Tag: Assyrtiko

Jul 07 2016

Rave Reviews for Santorini’s Assyrtiko

Posted on July 07, 2016 | By merrill@cellarit.com

“Among the World’s Great Whites”

Not sure about you, but a few years ago I’d never heard of Assyrtiko, the native white grape of Santorini? So I was intrigued to read that the Wine Advocate’s Mark Squires, no less, claims that as a category Assyrtikos are “among the world’s great whites.” He goes on to say that Assyrtiko is “simply brilliant, a high-upside white grape that works well in every incarnation: unoaked, oaked, Nykteri, monovarietals, blends (with Aidani and Athiri) and sweet (Vinsanto) versions.” (Greece: The Santorini Special by Mark Squires, eRobertParker.com, 30 October 2015)

And the reviews are just as good for Assyrtiko’s ageing prospects. According to Squire, “they have the structure to age far better than people think…I find it hard to believe, say, that a top level Assyrtiko from a good producer in a good year shouldn’t go (at least) a decade.”

Fortunately I’ve enjoyed some terrific Assyrtikos over the last couple of years. Top notch importers like David Lamb of Douglas Lamb Wines have helped to introduce Australians to Santorini’s best producers, and you’ll now find Assyrtiko on the wine lists of many of country’s top restaurants.

For a grape that hails from one of the hottest and driest wine regions in the world, Assyrtiko has a surprising level of acidity (hence, it’s impressive ageing potential) and a minerality that often invites comparisons with Chablis.

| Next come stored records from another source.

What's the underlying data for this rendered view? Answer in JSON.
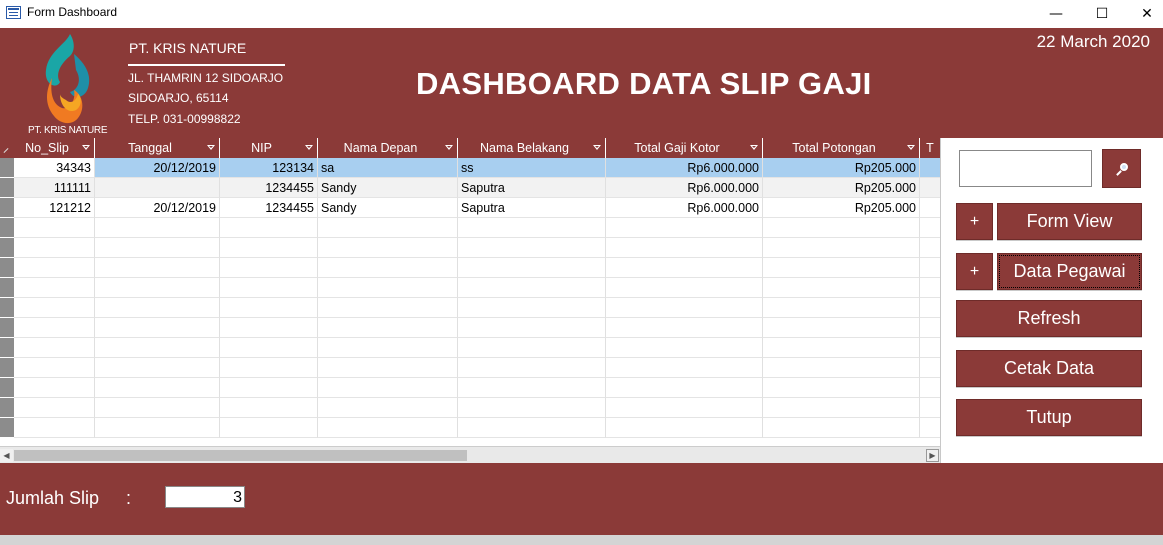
{
  "window": {
    "title": "Form Dashboard",
    "minimize": "—",
    "maximize": "☐",
    "close": "✕"
  },
  "header": {
    "logo_caption": "PT. KRIS NATURE",
    "company_name": "PT. KRIS NATURE",
    "address_line1": "JL. THAMRIN 12 SIDOARJO",
    "address_line2": "SIDOARJO, 65114",
    "phone": "TELP. 031-00998822",
    "title": "DASHBOARD DATA SLIP GAJI",
    "date": "22 March 2020"
  },
  "colors": {
    "brand": "#8b3a38",
    "selected_row": "#a8cff0"
  },
  "table": {
    "columns": [
      "No_Slip",
      "Tanggal",
      "NIP",
      "Nama Depan",
      "Nama Belakang",
      "Total Gaji Kotor",
      "Total Potongan",
      "T"
    ],
    "rows": [
      [
        "34343",
        "20/12/2019",
        "123134",
        "sa",
        "ss",
        "Rp6.000.000",
        "Rp205.000",
        ""
      ],
      [
        "111111",
        "",
        "1234455",
        "Sandy",
        "Saputra",
        "Rp6.000.000",
        "Rp205.000",
        ""
      ],
      [
        "121212",
        "20/12/2019",
        "1234455",
        "Sandy",
        "Saputra",
        "Rp6.000.000",
        "Rp205.000",
        ""
      ]
    ],
    "selected_row_index": 0
  },
  "panel": {
    "search_value": "",
    "search_icon": "magnifier-icon",
    "plus_label": "+",
    "form_view_label": "Form View",
    "data_pegawai_label": "Data Pegawai",
    "refresh_label": "Refresh",
    "cetak_label": "Cetak Data",
    "tutup_label": "Tutup"
  },
  "footer": {
    "jumlah_label": "Jumlah Slip",
    "colon": ":",
    "jumlah_value": "3"
  }
}
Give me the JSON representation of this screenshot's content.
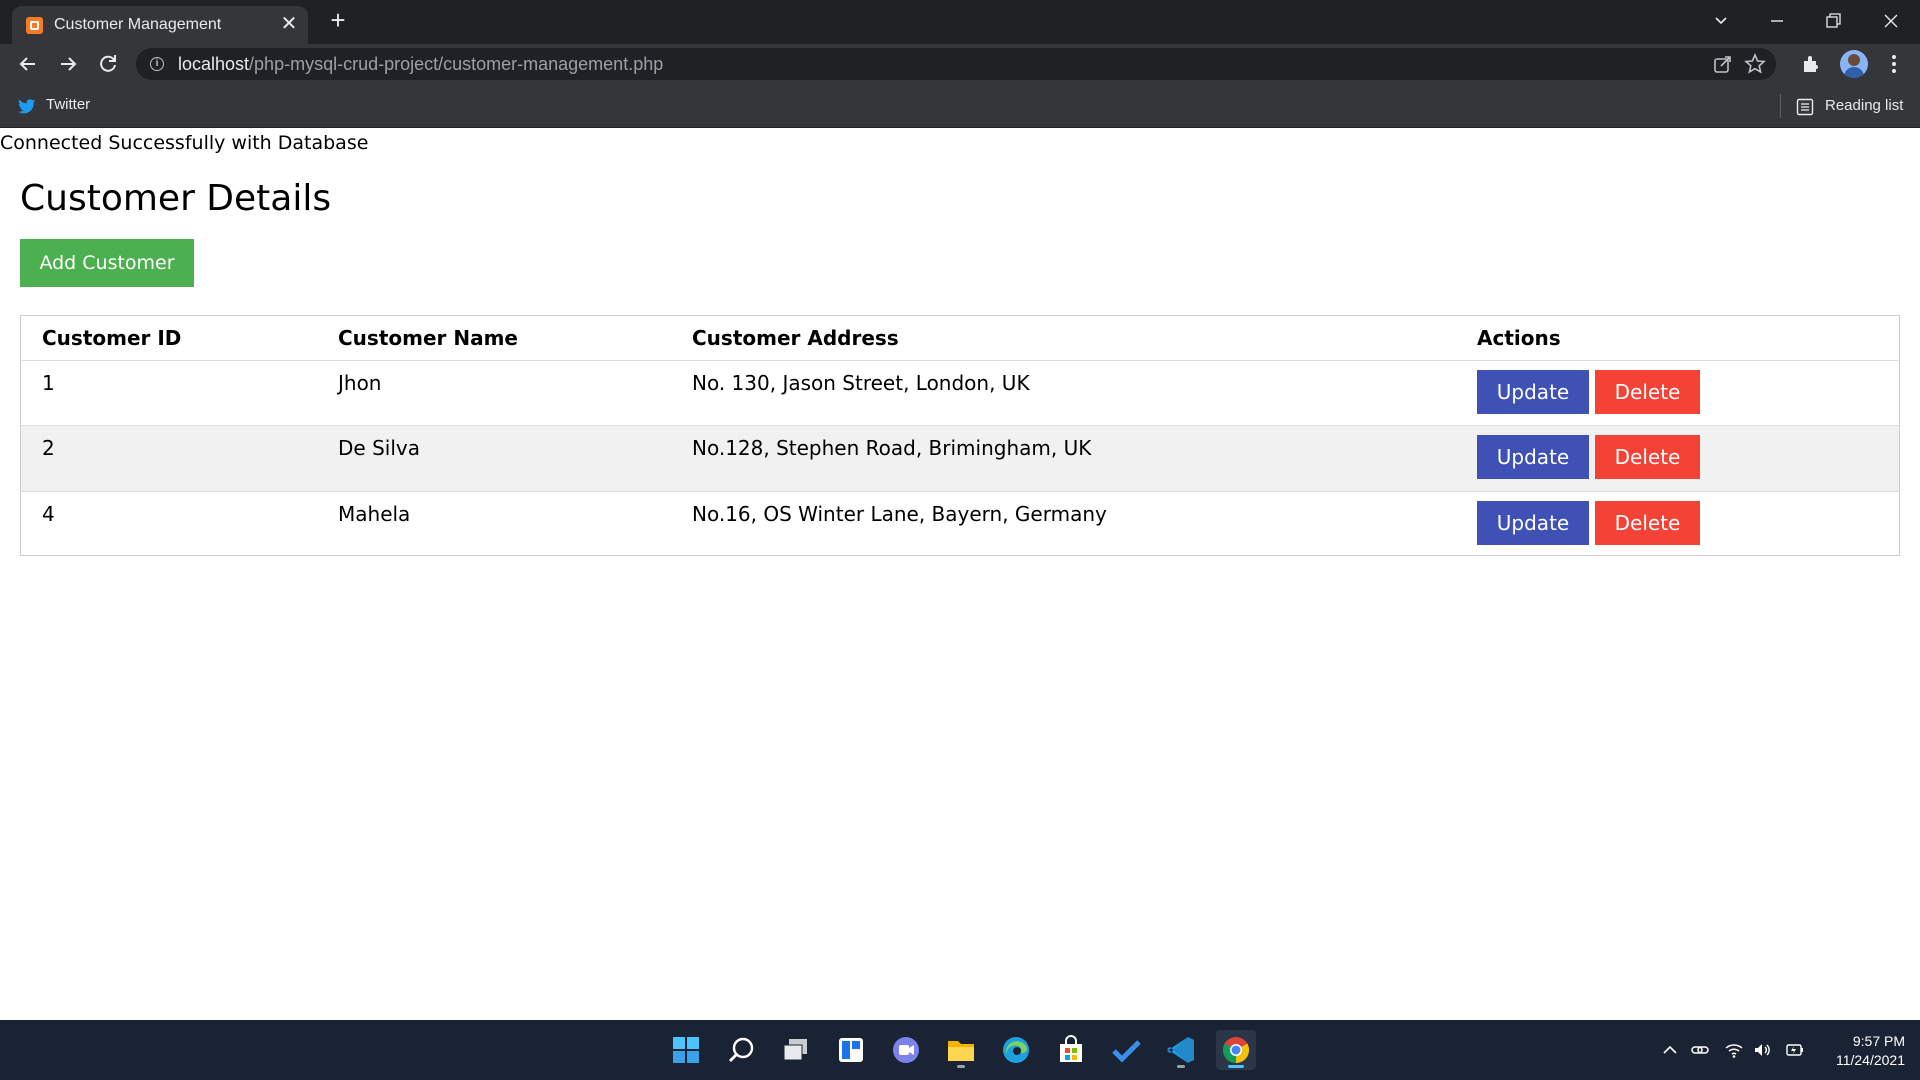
{
  "browser": {
    "tab": {
      "title": "Customer Management",
      "close_glyph": "✕",
      "favicon": "xampp-icon"
    },
    "new_tab_glyph": "+",
    "url": {
      "host": "localhost",
      "path": "/php-mysql-crud-project/customer-management.php"
    },
    "bookmarks": [
      {
        "label": "Twitter",
        "icon": "twitter-icon"
      }
    ],
    "reading_list_label": "Reading list"
  },
  "page": {
    "connection_message": "Connected Successfully with Database",
    "title": "Customer Details",
    "add_button_label": "Add Customer",
    "table": {
      "headers": [
        "Customer ID",
        "Customer Name",
        "Customer Address",
        "Actions"
      ],
      "rows": [
        {
          "id": "1",
          "name": "Jhon",
          "address": "No. 130, Jason Street, London, UK"
        },
        {
          "id": "2",
          "name": "De Silva",
          "address": "No.128, Stephen Road, Brimingham, UK"
        },
        {
          "id": "4",
          "name": "Mahela",
          "address": "No.16, OS Winter Lane, Bayern, Germany"
        }
      ],
      "update_label": "Update",
      "delete_label": "Delete"
    },
    "colors": {
      "add": "#4caf50",
      "update": "#3f51b5",
      "delete": "#f44336",
      "alt_row": "#f1f1f1"
    }
  },
  "taskbar": {
    "apps": [
      "start-icon",
      "search-icon",
      "task-view-icon",
      "widgets-icon",
      "teams-chat-icon",
      "file-explorer-icon",
      "edge-icon",
      "store-icon",
      "todo-icon",
      "vscode-icon",
      "chrome-icon"
    ],
    "time": "9:57 PM",
    "date": "11/24/2021"
  }
}
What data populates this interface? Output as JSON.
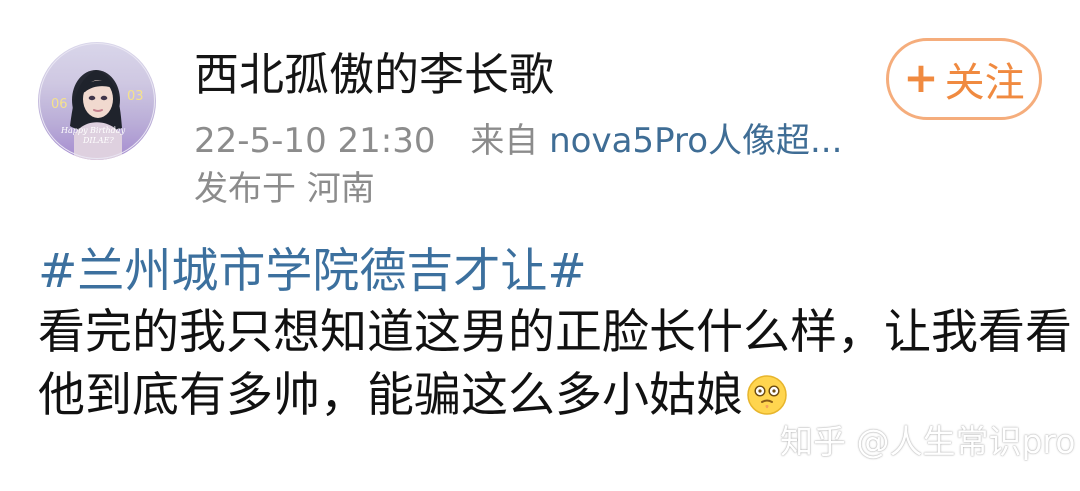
{
  "post": {
    "author": {
      "name": "西北孤傲的李长歌",
      "avatar_text_left": "06",
      "avatar_text_right": "03",
      "avatar_caption_line1": "Happy Birthday",
      "avatar_caption_line2": "DILAE?"
    },
    "meta": {
      "timestamp": "22-5-10 21:30",
      "source_prefix": "来自",
      "source_link": "nova5Pro人像超...",
      "location": "发布于 河南"
    },
    "follow_button": {
      "icon": "plus-icon",
      "label": "关注"
    },
    "content": {
      "hashtag": "#兰州城市学院德吉才让#",
      "line_1": "看完的我只想知道这男的正脸长什么样，让我看看",
      "line_2": "他到底有多帅，能骗这么多小姑娘",
      "emoji": "speechless-face-emoji"
    },
    "watermark": "知乎 @人生常识pro"
  },
  "colors": {
    "username": "#151515",
    "meta": "#8c8c8c",
    "link": "#3f6d95",
    "hashtag": "#3c709e",
    "follow_accent": "#f08a40",
    "follow_border": "#f5ad7c"
  }
}
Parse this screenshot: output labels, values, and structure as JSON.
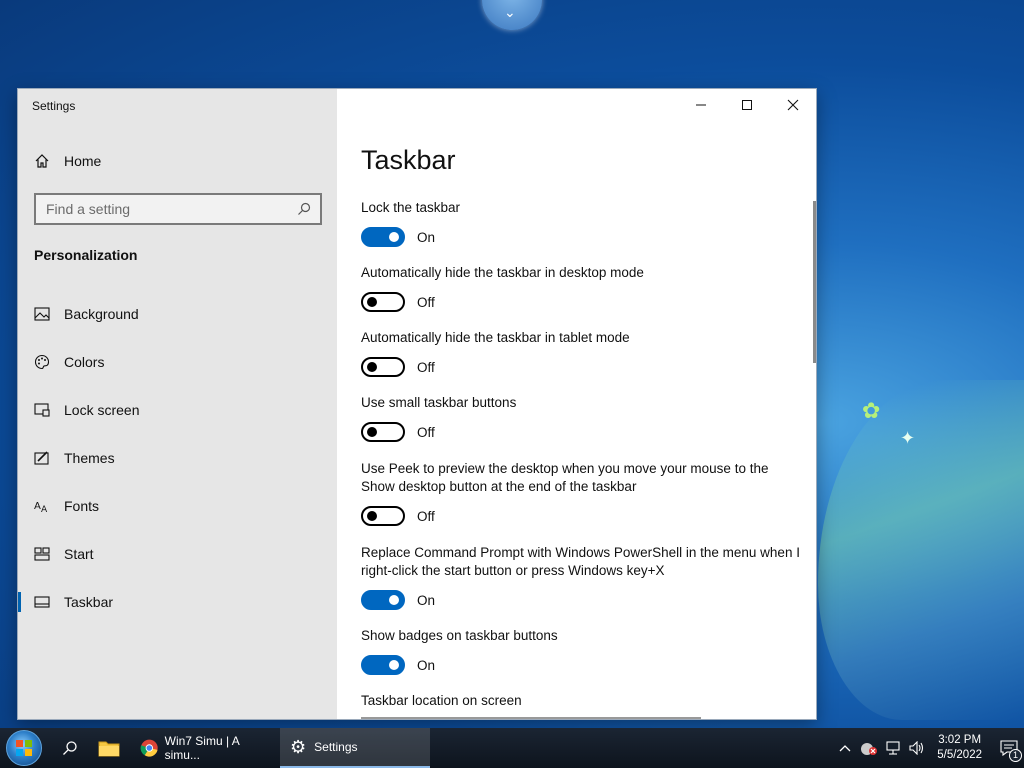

Gai'a ThalassitisOne of the best examples of dry assyrtiko, the Gai’a 2015 Thalassitis, is currently listed on the Cellarit Wine Market. Here’s Squires’ 92 point review:

The 2015 Thalassitis is Gai’a’s familiar, old-vines Assyrtiko, unoaked and without malolactic fermentation (as the winery points out, “due to the climate conditions of Santorini the wine contains no malic acid, thus no malolactic fermentation is required”). It comes in at just 12.9% alcohol. Read the rest

Jun 06 2015

The Wonderful Diversity of Greek Grape Varieties

Posted on June 06, 2015 | By merrill@cellarit.com

You may be surprised to learn that Greece has an estimated 300 indigenous grape varieties!

Of course, winemaker and consumer attention is focused on what are commonly referred to as the big four: Xinomavro, Agiorgitiko, Moschofilero and Assyrtiko, but other interesting grapes like Malagousia have also attracted a following. Crete has its own indigenous varieties: Vidiano and Liatiko.

Here’s a little bit of information about each of these varieties.

Xinomavro (ksee NO ma vro) – This red grape variety from northern Greece has been called a cult wine in the making. It is widely considered Greece’s finest red wine and often invites comparisons with the famous Barolo wines of Italy’s Piedmont region. Much like Nebbiolo, Xinomavro tends to be tannic in youth, but becomes more elegant with ageing. The best examples of Xinomavro have extraordinary depth and complexity. Typical aromas include black olive, spices, earth, and dark fruit.

Naoussa, a green and lush region that sits at the base of a mountain range, is the most important appellation associated with the variety, but Nemea, on the Peloponnese peninsula, also makes impressive Xinomavro.

Agiorgitiko (ah yor YEE ti ko) – Native to Greece’s Peloponnese peninsula and one of its oldest varieties, this fragrant, versatile grape makes suave, full-bodied, fruit forward reds with supple red plum and berry flavours and plush tannins. Agiorgitiko means “St George’s Grape”, and is probably named for a chapel near Nemea. It’s also associated with the Ancient Greek half-god Heracles.

The higher-altitude vineyards of Nemea, where some of the semi-mountainous vineyards are between 450 and 650 metres above sea level, insure a long growing season, allowing the fruit to ripen slowly and retain enough acidity to create balanced, well structured wines.

Moschofilero (mos ko FEE le Ro) – A very aromatic white grape variety form the … Read the rest